Background: Androgen deprivation therapy (ADT) for prostate cancer leads to adverse endocrine effects including a global loss of lean mass and sexual dysfunction. ADT leads to a selective loss of leg muscle function1, however individual muscle volumes have not been evaluated. We aimed to assess in men undergoing ADT, the muscle volumes of levator ani, a highly androgen-responsive muscle in mice2, and of lower-limb muscles.
Methods: We conducted a prospective case-control study involving 34 men newly commencing ADT and 29 age-matched prostate cancer controls.
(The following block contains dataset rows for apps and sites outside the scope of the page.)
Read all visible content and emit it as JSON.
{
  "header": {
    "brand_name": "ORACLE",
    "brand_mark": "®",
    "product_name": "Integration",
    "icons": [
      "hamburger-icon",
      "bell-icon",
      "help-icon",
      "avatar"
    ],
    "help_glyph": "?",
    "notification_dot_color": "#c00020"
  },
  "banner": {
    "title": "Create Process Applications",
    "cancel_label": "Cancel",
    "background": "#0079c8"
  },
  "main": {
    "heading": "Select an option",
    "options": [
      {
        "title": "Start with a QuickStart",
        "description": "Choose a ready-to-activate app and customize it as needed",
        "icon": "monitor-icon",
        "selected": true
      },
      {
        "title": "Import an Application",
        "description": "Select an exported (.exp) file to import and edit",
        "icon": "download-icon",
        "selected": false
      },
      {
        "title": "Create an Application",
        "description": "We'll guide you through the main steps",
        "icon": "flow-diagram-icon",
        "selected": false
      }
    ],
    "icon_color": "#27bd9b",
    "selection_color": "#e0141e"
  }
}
Levator ani and leg muscle volumes (litres) of primary muscles involved in walking (iliopsoas, quadriceps, gluteus maximus, gluteus medius, calf) were measured using MRI and quantitated using Slice-O-Matic software at 0, 6 and 12 months. Generalised linear models determined the mean adjusted difference (MAD) [95% confidence interval] between groups over time.
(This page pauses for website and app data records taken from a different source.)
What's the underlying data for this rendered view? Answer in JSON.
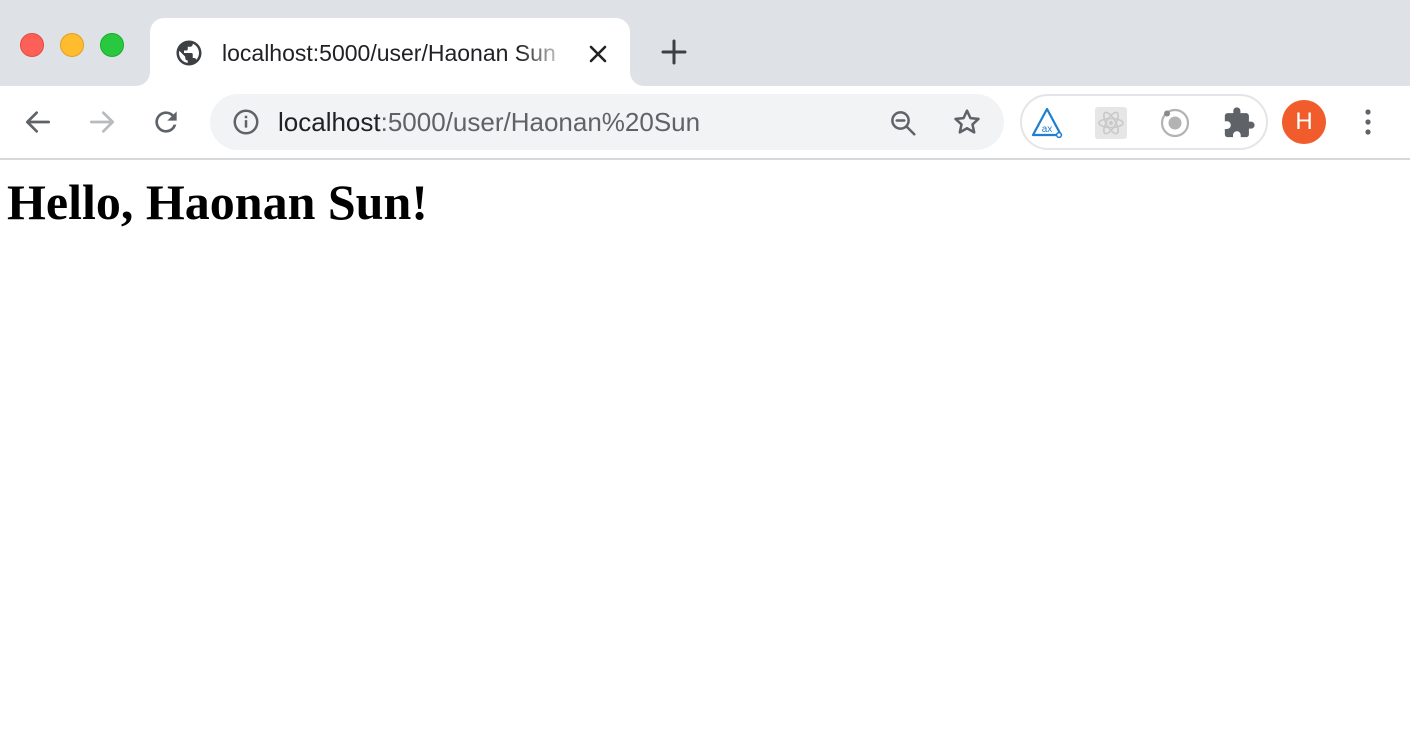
{
  "tab": {
    "title": "localhost:5000/user/Haonan Sun",
    "favicon": "globe-icon"
  },
  "omnibox": {
    "url_host": "localhost",
    "url_path": ":5000/user/Haonan%20Sun",
    "info_icon": "info-icon",
    "zoom_icon": "zoom-out-icon",
    "bookmark_icon": "star-icon"
  },
  "extensions": [
    {
      "name": "axe-devtools-icon",
      "color": "#1e7fd0"
    },
    {
      "name": "react-devtools-icon",
      "color": "#c9c9c9"
    },
    {
      "name": "ionic-devtools-icon",
      "color": "#a8a8a8"
    },
    {
      "name": "extensions-puzzle-icon",
      "color": "#5f6368"
    }
  ],
  "profile": {
    "initial": "H",
    "color": "#f05c2b"
  },
  "page": {
    "heading": "Hello, Haonan Sun!"
  },
  "colors": {
    "tabstrip": "#dee1e6",
    "omnibox": "#f1f3f4",
    "close": "#fe5f57",
    "minimize": "#febc2e",
    "maximize": "#28c840"
  }
}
Results: Compared with controls over 12 months, men receiving ADT had a mean reduction in total testosterone level from 14.1 to 0.4nmol/L and demonstrated greater decreases in levator ani (MAD -0.005 litres [-0.007, -0.002], p=0.002, -16% of initial median value), gluteus maximus (MAD -0.032 litres [-0.063, -0.002], p=0.017, -5%), iliopsoas (MAD -0.005 litres [-0.001, 0.000], p=0.013, -5%) and quadriceps (MAD -0.050 litres [-0.088, -0.012], p=0.031, -3%). No significant differences were observed in gluteus medius and calf muscles.
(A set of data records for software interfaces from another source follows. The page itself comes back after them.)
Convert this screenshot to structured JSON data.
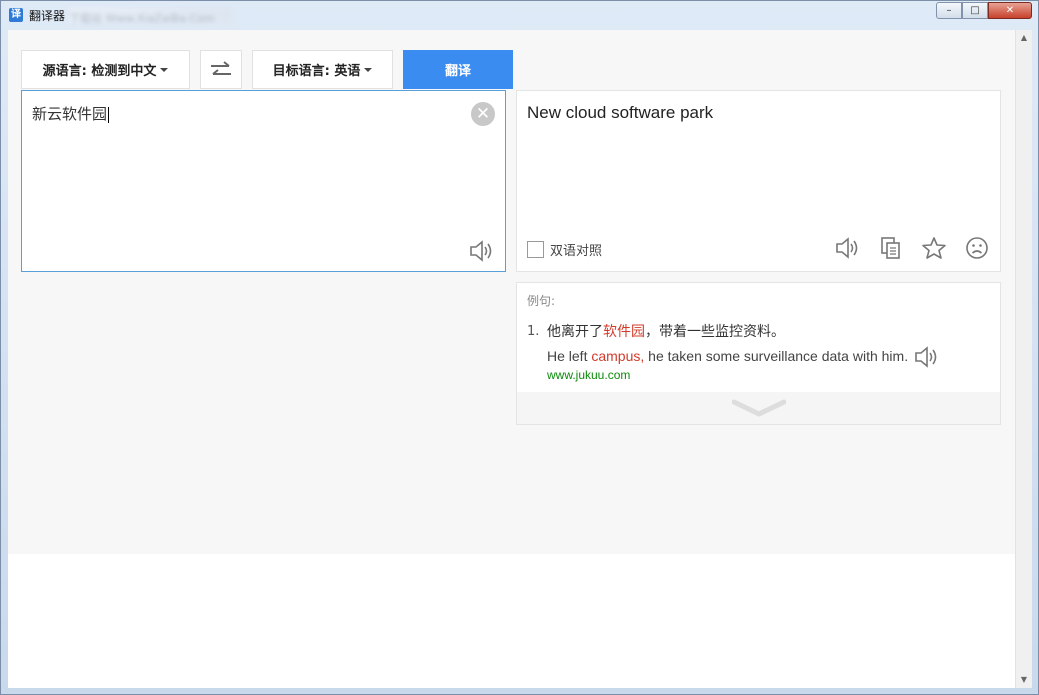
{
  "window": {
    "title": "翻译器",
    "title_suffix_blurred": "下载站 Www.XiaZaiBa.Com",
    "minimize": "–",
    "maximize": "□",
    "close": "✕"
  },
  "toolbar": {
    "source_language": "源语言: 检测到中文",
    "swap_label": "⇄",
    "target_language": "目标语言: 英语",
    "translate_button": "翻译"
  },
  "source": {
    "text": "新云软件园",
    "clear": "✕"
  },
  "result": {
    "text": "New cloud software park",
    "bilingual_label": "双语对照",
    "bilingual_checked": false
  },
  "examples": {
    "label": "例句:",
    "items": [
      {
        "number": "1.",
        "cn_before": "他离开了",
        "cn_highlight": "软件园",
        "cn_after": "，带着一些监控资料。",
        "en_before": "He left ",
        "en_highlight": "campus,",
        "en_after": " he taken some surveillance data with him.",
        "source": "www.jukuu.com"
      }
    ]
  },
  "colors": {
    "accent": "#3b8cf0",
    "highlight": "#d23b2b",
    "source_link": "#0b8a0b"
  }
}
Conclusion: Testosterone deprivation causes marked decreases in levator ani muscle, demonstrating that it’s androgen responsiveness is evolutionarily conserved across men and mice. Further studies are required to investigate whether loss of levator ani muscle mass contributes to the profound sexual dysfunction seen in men on ADT. Consistent with previously reported functional deficits1, ADT selectively decreases volume of muscles that support body weight. Future interventional studies aimed at reducing ADT-related sarcopenia and sexual dysfunction should evaluate the role of targeting these muscle groups, including the pelvic floor.